[Web page and app entries]
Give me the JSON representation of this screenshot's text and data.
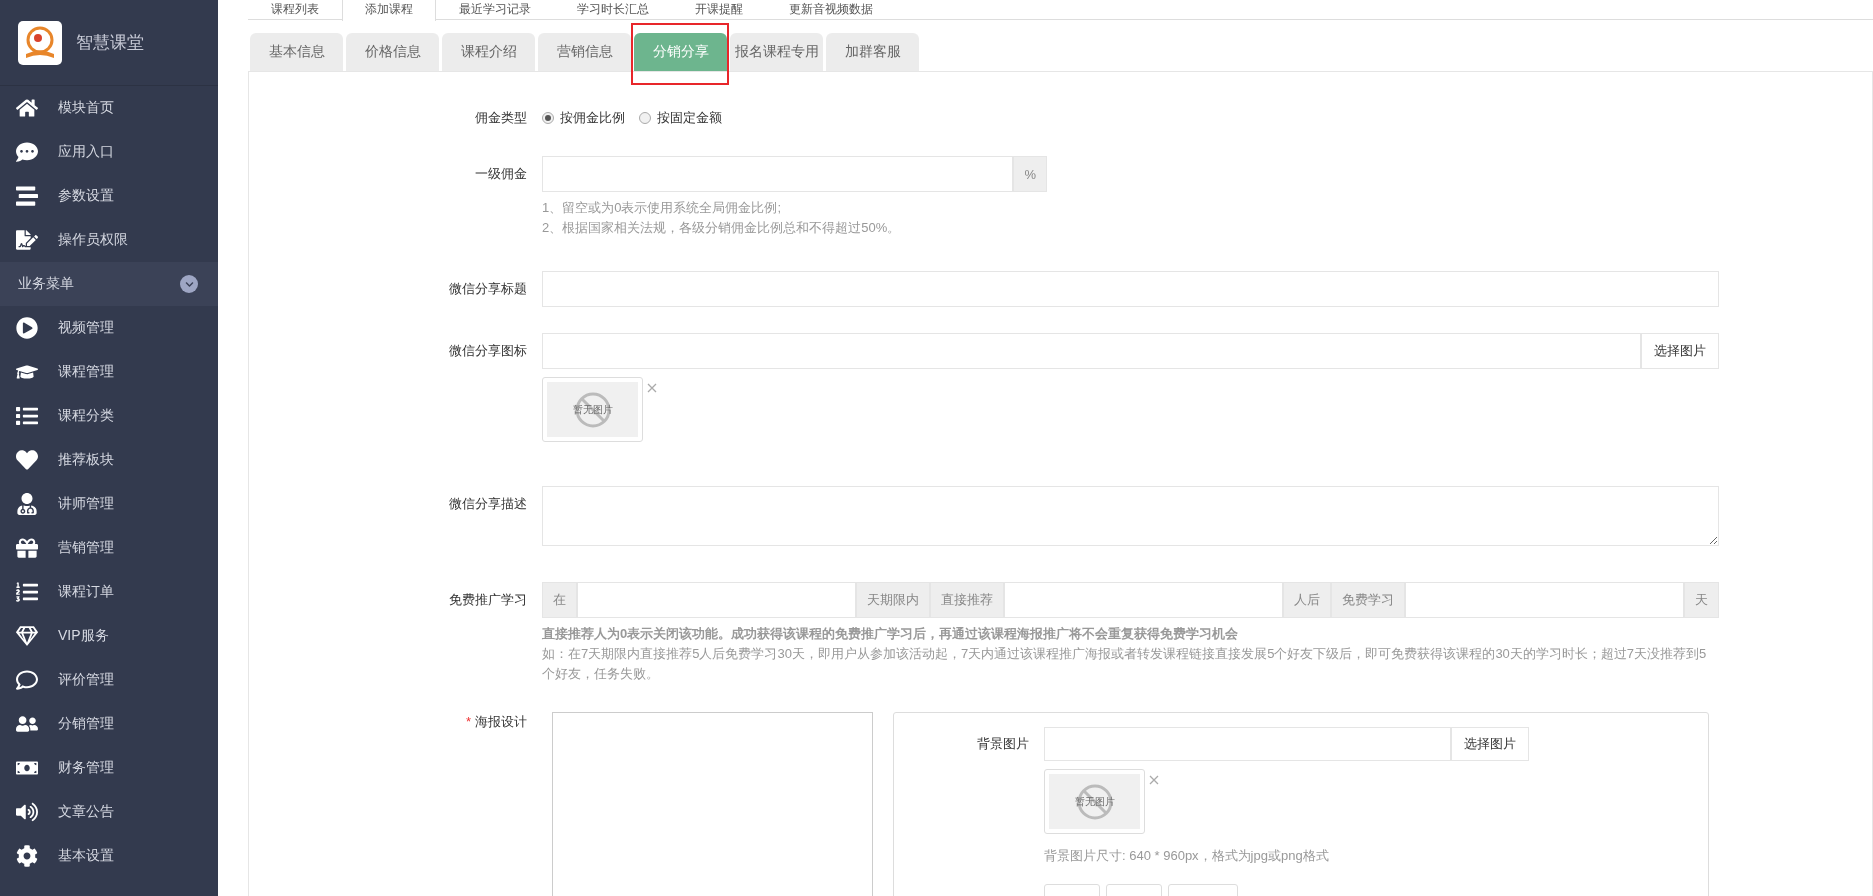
{
  "brand": {
    "name": "智慧课堂"
  },
  "top_tabs": [
    {
      "label": "课程列表",
      "selected": false
    },
    {
      "label": "添加课程",
      "selected": true
    },
    {
      "label": "最近学习记录",
      "selected": false
    },
    {
      "label": "学习时长汇总",
      "selected": false
    },
    {
      "label": "开课提醒",
      "selected": false
    },
    {
      "label": "更新音视频数据",
      "selected": false
    }
  ],
  "sidebar": {
    "items_top": [
      {
        "label": "模块首页"
      },
      {
        "label": "应用入口"
      },
      {
        "label": "参数设置"
      },
      {
        "label": "操作员权限"
      }
    ],
    "section": {
      "label": "业务菜单",
      "expanded": true
    },
    "items": [
      {
        "label": "视频管理"
      },
      {
        "label": "课程管理"
      },
      {
        "label": "课程分类"
      },
      {
        "label": "推荐板块"
      },
      {
        "label": "讲师管理"
      },
      {
        "label": "营销管理"
      },
      {
        "label": "课程订单"
      },
      {
        "label": "VIP服务"
      },
      {
        "label": "评价管理"
      },
      {
        "label": "分销管理"
      },
      {
        "label": "财务管理"
      },
      {
        "label": "文章公告"
      },
      {
        "label": "基本设置"
      }
    ]
  },
  "sub_tabs": [
    {
      "label": "基本信息",
      "selected": false
    },
    {
      "label": "价格信息",
      "selected": false
    },
    {
      "label": "课程介绍",
      "selected": false
    },
    {
      "label": "营销信息",
      "selected": false
    },
    {
      "label": "分销分享",
      "selected": true,
      "highlighted": true
    },
    {
      "label": "报名课程专用",
      "selected": false
    },
    {
      "label": "加群客服",
      "selected": false
    }
  ],
  "form": {
    "commission_type": {
      "label": "佣金类型",
      "options": [
        {
          "label": "按佣金比例",
          "selected": true
        },
        {
          "label": "按固定金额",
          "selected": false
        }
      ]
    },
    "level1": {
      "label": "一级佣金",
      "addon": "%",
      "hints": [
        "1、留空或为0表示使用系统全局佣金比例;",
        "2、根据国家相关法规，各级分销佣金比例总和不得超过50%。"
      ]
    },
    "share_title": {
      "label": "微信分享标题"
    },
    "share_icon": {
      "label": "微信分享图标",
      "button": "选择图片",
      "image_text": "暂无图片"
    },
    "share_desc": {
      "label": "微信分享描述"
    },
    "free_promo": {
      "label": "免费推广学习",
      "segments": [
        {
          "kind": "addon",
          "text": "在"
        },
        {
          "kind": "input"
        },
        {
          "kind": "addon",
          "text": "天期限内"
        },
        {
          "kind": "addon",
          "text": "直接推荐"
        },
        {
          "kind": "input"
        },
        {
          "kind": "addon",
          "text": "人后"
        },
        {
          "kind": "addon",
          "text": "免费学习"
        },
        {
          "kind": "input"
        },
        {
          "kind": "addon",
          "text": "天"
        }
      ],
      "note": "直接推荐人为0表示关闭该功能。成功获得该课程的免费推广学习后，再通过该课程海报推广将不会重复获得免费学习机会",
      "example": "如：在7天期限内直接推荐5人后免费学习30天，即用户从参加该活动起，7天内通过该课程推广海报或者转发课程链接直接发展5个好友下级后，即可免费获得该课程的30天的学习时长；超过7天没推荐到5个好友，任务失败。"
    },
    "poster": {
      "label": "海报设计",
      "required_mark": "*",
      "bg_label": "背景图片",
      "button": "选择图片",
      "image_text": "暂无图片",
      "hint": "背景图片尺寸: 640 * 960px，格式为jpg或png格式"
    }
  }
}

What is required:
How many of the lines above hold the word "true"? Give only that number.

Output for this task:
5